Our history is littered with examples of this small-mindedness and mean-spiritedness that has led to bitter clashes that have ripped apart the heart and soul of our country. There are too many instances of treachery when traitors chose to fight by the side of the loathed conqueror and betray their own. King Porus was screwed over by Ambi. Prithviraj Chauhan was stabbed in the back by Jaichand. Rawal Ratan Singh and Chittor were let down by Raghav Chetan. And let us not forget that women are often reduced to objects of desire for men to fight over, whether it is Padmavati of Chittor or Helen of Troy, and subsequently blamed for the ensuing bloodshed. This insidious pattern is a recurring motif in every shameful chapter of Indian history. But we still refuse to learn.
A filmmaker’s attempt to resurrect or reinterpret the legend of Padmavati, for better or worse, has brought to the surface simmering passions and buried issues that have cleanly stripped away the glossy veneer of civilization, revealing the rot and ugliness within. History has repeated itself. Once again, a woman is collateral damage in a war that she never chose to fight.
On paper, India is a secular nation and a democracy where everybody is entitled to the same rights. But that is hardly the case. Our land is as divided as it always was and we are still ready to fight each other to the death over religion, caste, gender, and ideological differences. Men are still ruled by all-consuming egos and too many women pay the price with their lives.
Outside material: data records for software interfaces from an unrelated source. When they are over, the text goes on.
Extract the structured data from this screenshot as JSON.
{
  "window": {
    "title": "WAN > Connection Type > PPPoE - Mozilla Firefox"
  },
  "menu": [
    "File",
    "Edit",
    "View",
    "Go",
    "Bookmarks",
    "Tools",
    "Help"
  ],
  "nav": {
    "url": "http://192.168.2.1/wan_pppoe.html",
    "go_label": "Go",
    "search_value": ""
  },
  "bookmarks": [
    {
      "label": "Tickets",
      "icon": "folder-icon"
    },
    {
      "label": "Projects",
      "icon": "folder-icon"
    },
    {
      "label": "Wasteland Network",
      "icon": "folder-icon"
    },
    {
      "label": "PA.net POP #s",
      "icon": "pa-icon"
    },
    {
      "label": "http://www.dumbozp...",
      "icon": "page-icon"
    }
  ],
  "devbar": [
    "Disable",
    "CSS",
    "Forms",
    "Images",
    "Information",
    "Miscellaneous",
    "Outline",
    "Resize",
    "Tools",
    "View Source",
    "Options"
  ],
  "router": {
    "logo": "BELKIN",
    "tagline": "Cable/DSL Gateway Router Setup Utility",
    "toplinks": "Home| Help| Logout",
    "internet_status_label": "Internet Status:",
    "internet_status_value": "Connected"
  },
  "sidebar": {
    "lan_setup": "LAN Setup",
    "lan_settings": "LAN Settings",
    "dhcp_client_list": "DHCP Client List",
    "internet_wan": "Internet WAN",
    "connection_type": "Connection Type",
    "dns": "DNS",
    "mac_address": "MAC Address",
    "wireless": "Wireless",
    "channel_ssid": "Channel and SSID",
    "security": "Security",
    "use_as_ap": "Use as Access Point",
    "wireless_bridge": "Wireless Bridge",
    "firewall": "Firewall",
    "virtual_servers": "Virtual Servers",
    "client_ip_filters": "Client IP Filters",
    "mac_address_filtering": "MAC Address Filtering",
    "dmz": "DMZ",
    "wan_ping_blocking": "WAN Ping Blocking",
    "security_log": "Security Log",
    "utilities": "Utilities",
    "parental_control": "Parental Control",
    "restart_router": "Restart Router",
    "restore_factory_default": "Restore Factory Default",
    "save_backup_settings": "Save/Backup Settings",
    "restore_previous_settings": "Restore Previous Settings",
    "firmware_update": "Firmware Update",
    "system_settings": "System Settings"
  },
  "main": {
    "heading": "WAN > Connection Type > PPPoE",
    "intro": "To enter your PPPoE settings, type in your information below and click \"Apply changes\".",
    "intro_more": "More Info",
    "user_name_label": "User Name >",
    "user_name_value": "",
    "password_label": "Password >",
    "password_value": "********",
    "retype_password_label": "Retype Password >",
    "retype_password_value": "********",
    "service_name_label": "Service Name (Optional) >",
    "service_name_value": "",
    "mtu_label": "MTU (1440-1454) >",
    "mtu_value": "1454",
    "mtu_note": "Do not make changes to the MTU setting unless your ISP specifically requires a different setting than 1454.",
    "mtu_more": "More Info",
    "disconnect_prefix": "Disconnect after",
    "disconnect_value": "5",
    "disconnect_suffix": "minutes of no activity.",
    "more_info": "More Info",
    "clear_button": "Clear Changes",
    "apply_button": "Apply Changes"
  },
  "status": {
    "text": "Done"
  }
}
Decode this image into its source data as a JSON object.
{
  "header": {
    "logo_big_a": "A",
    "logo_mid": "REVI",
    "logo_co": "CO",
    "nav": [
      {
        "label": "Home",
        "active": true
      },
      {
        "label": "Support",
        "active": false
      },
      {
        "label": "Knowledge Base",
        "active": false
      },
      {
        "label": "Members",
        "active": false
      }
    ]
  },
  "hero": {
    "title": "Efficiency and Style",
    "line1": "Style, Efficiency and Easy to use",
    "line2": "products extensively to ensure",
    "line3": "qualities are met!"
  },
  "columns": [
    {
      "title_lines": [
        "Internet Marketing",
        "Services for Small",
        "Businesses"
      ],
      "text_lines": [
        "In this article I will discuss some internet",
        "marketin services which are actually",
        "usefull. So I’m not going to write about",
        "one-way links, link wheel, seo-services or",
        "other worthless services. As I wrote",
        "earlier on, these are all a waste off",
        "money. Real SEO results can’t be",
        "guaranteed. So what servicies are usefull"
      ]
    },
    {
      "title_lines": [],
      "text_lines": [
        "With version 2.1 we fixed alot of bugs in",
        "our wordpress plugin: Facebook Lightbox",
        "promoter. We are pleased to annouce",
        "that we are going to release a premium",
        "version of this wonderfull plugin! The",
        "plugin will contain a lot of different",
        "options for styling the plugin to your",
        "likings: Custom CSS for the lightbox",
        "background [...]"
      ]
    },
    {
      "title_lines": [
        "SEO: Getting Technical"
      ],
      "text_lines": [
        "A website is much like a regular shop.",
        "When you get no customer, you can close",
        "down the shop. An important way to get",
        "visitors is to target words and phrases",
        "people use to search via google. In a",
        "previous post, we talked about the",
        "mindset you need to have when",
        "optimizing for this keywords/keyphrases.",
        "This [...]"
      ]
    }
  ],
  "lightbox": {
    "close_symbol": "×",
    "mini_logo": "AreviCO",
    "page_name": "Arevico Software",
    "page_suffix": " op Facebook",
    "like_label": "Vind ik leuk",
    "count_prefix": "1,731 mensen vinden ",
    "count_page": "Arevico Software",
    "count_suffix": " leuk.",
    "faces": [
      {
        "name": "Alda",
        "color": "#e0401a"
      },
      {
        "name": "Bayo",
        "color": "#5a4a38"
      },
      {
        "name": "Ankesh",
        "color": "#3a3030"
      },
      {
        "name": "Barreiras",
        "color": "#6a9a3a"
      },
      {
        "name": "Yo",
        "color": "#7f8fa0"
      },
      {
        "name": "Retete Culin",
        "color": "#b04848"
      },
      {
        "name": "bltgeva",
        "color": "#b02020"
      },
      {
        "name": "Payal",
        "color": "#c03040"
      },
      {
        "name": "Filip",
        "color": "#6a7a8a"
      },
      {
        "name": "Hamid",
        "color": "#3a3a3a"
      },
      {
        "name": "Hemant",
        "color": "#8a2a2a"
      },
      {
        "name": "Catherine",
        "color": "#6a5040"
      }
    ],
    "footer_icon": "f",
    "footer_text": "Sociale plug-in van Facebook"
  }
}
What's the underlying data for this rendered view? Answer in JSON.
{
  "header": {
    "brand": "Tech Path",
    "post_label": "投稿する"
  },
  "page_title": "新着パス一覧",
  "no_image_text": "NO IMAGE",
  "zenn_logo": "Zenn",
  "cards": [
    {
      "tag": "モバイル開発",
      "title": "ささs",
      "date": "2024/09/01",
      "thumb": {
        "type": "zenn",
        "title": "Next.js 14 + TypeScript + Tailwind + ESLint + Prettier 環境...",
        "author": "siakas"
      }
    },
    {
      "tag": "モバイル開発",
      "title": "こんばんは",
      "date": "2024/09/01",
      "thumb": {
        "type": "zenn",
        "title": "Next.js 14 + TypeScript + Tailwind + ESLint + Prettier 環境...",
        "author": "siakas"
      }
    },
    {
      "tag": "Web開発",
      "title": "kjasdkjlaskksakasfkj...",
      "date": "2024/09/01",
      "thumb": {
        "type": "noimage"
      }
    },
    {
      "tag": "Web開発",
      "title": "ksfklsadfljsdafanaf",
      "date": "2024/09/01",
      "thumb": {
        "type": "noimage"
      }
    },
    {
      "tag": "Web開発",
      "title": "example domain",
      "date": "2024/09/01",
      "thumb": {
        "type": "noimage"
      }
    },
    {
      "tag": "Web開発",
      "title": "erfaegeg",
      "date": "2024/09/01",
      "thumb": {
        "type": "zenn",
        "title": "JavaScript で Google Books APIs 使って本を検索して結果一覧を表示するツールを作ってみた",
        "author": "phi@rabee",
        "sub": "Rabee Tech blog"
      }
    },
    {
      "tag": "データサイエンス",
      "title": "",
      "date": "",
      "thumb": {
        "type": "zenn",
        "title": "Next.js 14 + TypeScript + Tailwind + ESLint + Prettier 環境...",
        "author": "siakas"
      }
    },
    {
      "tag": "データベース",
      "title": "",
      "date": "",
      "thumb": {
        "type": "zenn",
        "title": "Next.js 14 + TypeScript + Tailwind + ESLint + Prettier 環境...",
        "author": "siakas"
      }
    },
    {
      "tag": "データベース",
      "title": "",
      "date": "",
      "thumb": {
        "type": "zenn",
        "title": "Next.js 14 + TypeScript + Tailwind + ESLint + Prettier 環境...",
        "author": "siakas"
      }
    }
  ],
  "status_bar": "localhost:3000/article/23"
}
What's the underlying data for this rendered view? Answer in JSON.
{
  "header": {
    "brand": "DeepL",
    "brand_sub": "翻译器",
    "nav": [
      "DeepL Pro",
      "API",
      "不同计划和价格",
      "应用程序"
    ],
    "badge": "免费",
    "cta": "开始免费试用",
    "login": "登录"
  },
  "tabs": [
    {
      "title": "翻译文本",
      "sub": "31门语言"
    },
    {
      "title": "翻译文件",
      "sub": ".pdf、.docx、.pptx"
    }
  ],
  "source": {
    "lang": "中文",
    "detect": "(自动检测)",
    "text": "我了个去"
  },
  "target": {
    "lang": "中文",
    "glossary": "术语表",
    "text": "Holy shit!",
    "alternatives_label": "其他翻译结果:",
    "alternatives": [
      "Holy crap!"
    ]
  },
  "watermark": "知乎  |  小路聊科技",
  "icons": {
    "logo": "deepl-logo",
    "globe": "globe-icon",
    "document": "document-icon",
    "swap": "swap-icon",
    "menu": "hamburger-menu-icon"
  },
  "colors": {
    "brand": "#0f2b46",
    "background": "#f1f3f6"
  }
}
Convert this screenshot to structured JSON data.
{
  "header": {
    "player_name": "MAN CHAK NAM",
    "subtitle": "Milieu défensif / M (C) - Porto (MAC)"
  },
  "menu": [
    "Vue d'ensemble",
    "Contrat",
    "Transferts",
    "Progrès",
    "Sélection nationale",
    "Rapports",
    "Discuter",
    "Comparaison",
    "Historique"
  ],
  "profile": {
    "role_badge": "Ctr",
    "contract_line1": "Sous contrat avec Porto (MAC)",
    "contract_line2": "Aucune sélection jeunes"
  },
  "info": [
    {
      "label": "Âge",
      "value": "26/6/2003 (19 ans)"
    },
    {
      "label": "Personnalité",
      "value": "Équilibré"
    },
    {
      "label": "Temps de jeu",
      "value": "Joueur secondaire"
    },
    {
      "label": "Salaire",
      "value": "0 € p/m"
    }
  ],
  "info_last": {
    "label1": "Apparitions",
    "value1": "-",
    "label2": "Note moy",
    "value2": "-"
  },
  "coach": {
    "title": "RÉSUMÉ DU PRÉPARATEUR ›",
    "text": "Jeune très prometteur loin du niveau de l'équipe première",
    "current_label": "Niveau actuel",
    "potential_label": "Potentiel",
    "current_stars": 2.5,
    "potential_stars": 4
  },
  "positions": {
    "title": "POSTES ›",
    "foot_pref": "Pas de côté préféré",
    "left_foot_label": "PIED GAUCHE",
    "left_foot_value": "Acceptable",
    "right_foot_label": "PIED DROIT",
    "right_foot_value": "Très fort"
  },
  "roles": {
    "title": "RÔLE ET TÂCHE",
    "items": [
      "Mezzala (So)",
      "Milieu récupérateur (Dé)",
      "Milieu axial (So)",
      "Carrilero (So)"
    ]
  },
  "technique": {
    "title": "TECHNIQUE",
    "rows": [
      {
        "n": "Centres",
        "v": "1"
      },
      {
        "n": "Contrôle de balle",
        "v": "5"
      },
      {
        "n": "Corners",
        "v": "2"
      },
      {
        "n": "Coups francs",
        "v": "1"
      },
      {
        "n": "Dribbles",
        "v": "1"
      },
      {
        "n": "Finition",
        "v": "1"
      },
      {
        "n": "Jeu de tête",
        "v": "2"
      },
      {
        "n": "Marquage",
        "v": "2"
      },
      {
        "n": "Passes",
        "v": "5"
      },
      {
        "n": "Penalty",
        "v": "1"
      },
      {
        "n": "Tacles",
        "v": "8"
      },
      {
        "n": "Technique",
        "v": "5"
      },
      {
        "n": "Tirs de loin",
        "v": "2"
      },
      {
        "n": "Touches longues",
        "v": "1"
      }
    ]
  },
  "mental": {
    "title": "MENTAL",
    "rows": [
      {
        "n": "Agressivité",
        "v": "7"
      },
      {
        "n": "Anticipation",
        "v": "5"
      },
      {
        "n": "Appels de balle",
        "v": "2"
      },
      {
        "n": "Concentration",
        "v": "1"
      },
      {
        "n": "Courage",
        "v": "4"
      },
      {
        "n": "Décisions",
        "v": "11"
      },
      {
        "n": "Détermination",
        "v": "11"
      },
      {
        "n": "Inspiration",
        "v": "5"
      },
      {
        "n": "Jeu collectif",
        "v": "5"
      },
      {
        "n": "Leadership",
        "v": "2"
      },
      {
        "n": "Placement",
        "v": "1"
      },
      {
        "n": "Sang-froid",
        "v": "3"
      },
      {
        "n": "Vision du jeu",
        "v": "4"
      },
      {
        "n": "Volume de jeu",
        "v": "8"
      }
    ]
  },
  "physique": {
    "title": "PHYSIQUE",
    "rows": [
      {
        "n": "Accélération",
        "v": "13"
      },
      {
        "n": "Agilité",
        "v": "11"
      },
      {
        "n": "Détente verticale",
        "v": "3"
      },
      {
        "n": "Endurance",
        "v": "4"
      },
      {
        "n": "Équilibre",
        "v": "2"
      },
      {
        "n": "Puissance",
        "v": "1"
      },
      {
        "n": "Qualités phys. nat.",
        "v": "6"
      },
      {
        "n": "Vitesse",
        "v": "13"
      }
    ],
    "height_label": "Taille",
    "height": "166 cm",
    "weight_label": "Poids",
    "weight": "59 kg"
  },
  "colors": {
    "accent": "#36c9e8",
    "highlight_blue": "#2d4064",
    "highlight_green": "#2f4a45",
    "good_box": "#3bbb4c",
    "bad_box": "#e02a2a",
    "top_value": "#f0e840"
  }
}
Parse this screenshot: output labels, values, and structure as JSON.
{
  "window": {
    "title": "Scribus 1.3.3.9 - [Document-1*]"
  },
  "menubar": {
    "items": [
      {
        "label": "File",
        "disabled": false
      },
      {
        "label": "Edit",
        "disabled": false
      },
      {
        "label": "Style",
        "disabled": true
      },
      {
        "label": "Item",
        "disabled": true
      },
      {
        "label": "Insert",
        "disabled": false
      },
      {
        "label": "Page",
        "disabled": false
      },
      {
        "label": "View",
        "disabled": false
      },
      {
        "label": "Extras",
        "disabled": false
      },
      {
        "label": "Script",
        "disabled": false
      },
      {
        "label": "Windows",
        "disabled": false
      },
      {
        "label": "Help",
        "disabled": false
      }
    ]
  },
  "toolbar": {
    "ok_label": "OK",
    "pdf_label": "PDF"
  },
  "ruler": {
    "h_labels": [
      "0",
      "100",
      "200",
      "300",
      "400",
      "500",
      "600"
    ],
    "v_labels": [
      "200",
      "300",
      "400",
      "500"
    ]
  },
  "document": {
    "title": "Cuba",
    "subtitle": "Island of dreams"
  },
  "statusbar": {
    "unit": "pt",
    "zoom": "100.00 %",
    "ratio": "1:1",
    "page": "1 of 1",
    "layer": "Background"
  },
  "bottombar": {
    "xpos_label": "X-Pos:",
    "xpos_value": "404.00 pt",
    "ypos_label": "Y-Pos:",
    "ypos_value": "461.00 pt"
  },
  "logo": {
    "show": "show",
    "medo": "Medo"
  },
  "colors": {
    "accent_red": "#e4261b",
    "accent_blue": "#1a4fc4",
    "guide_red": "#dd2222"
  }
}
Yet Padmavati is also a tale of enduring hope, and the cornerstone of her legacy is that even when her world went to hell, she looked doom in the eye and did not even blink. Instead she made a choice to turn her back on the greed, hatred, and violence that had consumed her life and departed with the same grace and dignity with which she had lived. It is not enough to remember Rani Padmavati. We owe it not just to her but the other brave men and women who came before and after, to soldier on in the face of ever-present adversity; to survive and create a better India and a safer world for our children to inherit, where everyone irrespective of social background or sex enjoys the same rights both on paper as well as in practical life. It is the only worthy way to honour the memory of Rani Padmavati.
Anuja Chandramouli is the bestselling author of Arjuna: Saga of a Pandava Warrior - Prince. Her articles, short stories and book reviews appear in various publications like The New Indian Express, The Hindu, and Femina. Her latest books are Kartikeya: The Destroyer’s Son, Prithviraj Chauhan: The Emperor of Hearts and Padmavati: The Burning Queen.